Few things say "comfort food" like the classic macaroni and cheese. I'm not talking about that weird, artificially colored stuff that comes out of those little cardboard boxes. I'm talking about old school style macaroni and cheese, baked in the oven in a casserole dish, with some nice crunchy stuff on top. This is my variation on the way my own mother used to make it- this version isn't really over-the-top gooey and cheesy as most- this version is more dry, and the real developed flavors come from that little bit of crunchy topping, and the bits around the edges that brown up and caramelize a bit. The same recipe can easily be adapted to produce something very creamy and cheesy, but there's something about this proportion of cheese to macaroni that does it for me.

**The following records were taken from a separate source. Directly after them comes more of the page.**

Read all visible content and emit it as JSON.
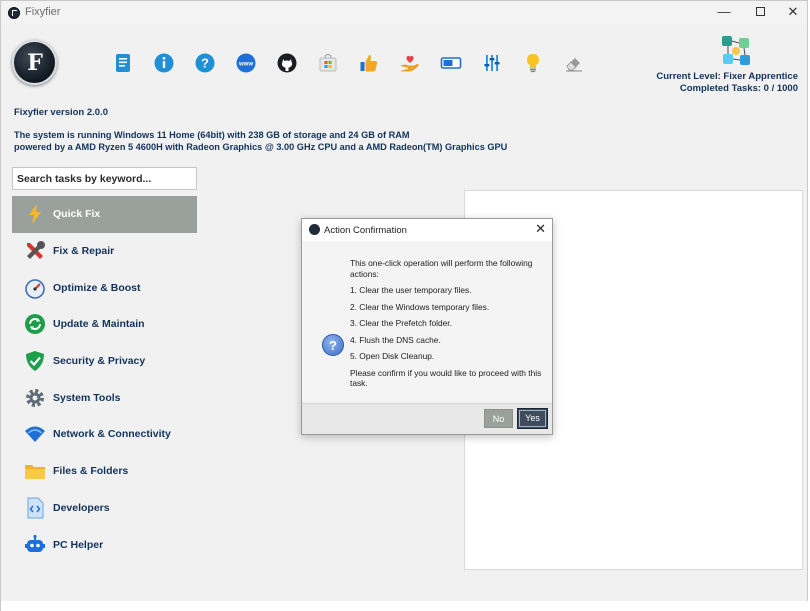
{
  "window": {
    "title": "Fixyfier"
  },
  "toolbar": {
    "icons": [
      "documentation-icon",
      "info-icon",
      "help-icon",
      "website-icon",
      "github-icon",
      "windows-store-icon",
      "thumbs-up-icon",
      "donate-icon",
      "toggle-icon",
      "settings-sliders-icon",
      "tips-lightbulb-icon",
      "eraser-icon"
    ]
  },
  "level": {
    "current": "Current Level: Fixer Apprentice",
    "completed": "Completed Tasks: 0 / 1000"
  },
  "system": {
    "version": "Fixyfier version 2.0.0",
    "line1": "The system is running Windows 11 Home (64bit) with 238 GB of storage and 24 GB of RAM",
    "line2": "powered by a AMD Ryzen 5 4600H with Radeon Graphics @ 3.00 GHz CPU and a AMD Radeon(TM) Graphics GPU"
  },
  "search": {
    "placeholder": "Search tasks by keyword..."
  },
  "sidebar": {
    "items": [
      {
        "label": "Quick Fix",
        "icon": "lightning-icon"
      },
      {
        "label": "Fix & Repair",
        "icon": "tools-icon"
      },
      {
        "label": "Optimize & Boost",
        "icon": "speedometer-icon"
      },
      {
        "label": "Update & Maintain",
        "icon": "refresh-icon"
      },
      {
        "label": "Security & Privacy",
        "icon": "shield-icon"
      },
      {
        "label": "System Tools",
        "icon": "gear-icon"
      },
      {
        "label": "Network & Connectivity",
        "icon": "wifi-icon"
      },
      {
        "label": "Files & Folders",
        "icon": "folder-icon"
      },
      {
        "label": "Developers",
        "icon": "code-file-icon"
      },
      {
        "label": "PC Helper",
        "icon": "robot-icon"
      }
    ]
  },
  "dialog": {
    "title": "Action Confirmation",
    "close": "✕",
    "intro": "This one-click operation will perform the following actions:",
    "steps": [
      "1. Clear the user temporary files.",
      "2. Clear the Windows temporary files.",
      "3. Clear the Prefetch folder.",
      "4. Flush the DNS cache.",
      "5. Open Disk Cleanup."
    ],
    "outro": "Please confirm if you would like to proceed with this task.",
    "no_label": "No",
    "yes_label": "Yes"
  },
  "colors": {
    "accent_text": "#12335a",
    "active_item": "#9aa19c",
    "dialog_yes": "#3d4b5c"
  }
}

Sunday, November 13, 2011
I'll let the preview clips from the episode "The Food Wife" - which will be airing on 11/13/2011 speak for themselves (below the jump). It's all in good fun- I'm sure you'll find them as entertaining as I do.
Wednesday, November 9, 2011
Pecan pie is a classic southern dessert. A sweet, gelatinous filling studded with flavorful pecans- the ones at the top are nicely caramelized adding even more flavor- sweet and decadent, it is easy to see why it is many people's favorite. It is also remarkably simple to make- and like many other simple ideas, small variations can have a huge effect on the outcome. My favorite way to modify the simple pecan pie is to add a layer of rich, chocolate topping- a simple idea to enhance a simple dessert...
Saturday, November 5, 2011
The fall season is pumpkin season. Pumpkin carving is always a fun family activity, and while most pumpkins used for carving are not great choices for turning into pumpkin pie, their seeds make a simple, tasty seasonal snack. The pumpkin seeds have a nutty flavor when roasted, that can hold up well to a wide variety of seasonings.
Wednesday, November 2, 2011
So I mulled over what to do with that glorious package of fat-heavy pork trimmings I picked up at the grocery store this week for quite some time. While there was quite a bit of fat, there was also a fair amount of meat- in fact, it seemed to be about the same ratio of fat to meat as most bacon. I don't have a smoker set up, so I can't technically make real bacon, but I can make something more like Italian Pancetta- which is simply salt and spice cured pork belly that isn't smoked. I hesitate to call it actual Pancetta, since I'm not starting with pork belly, just fatty pieces from around the loin, I'm not rolling it up, and I'm only curing it for about a day rather than for a few weeks- so I'll call it "Pancetta" for lack of a better term. The idea I came up with is to use this semi-cured fatty pork in a pasta dish...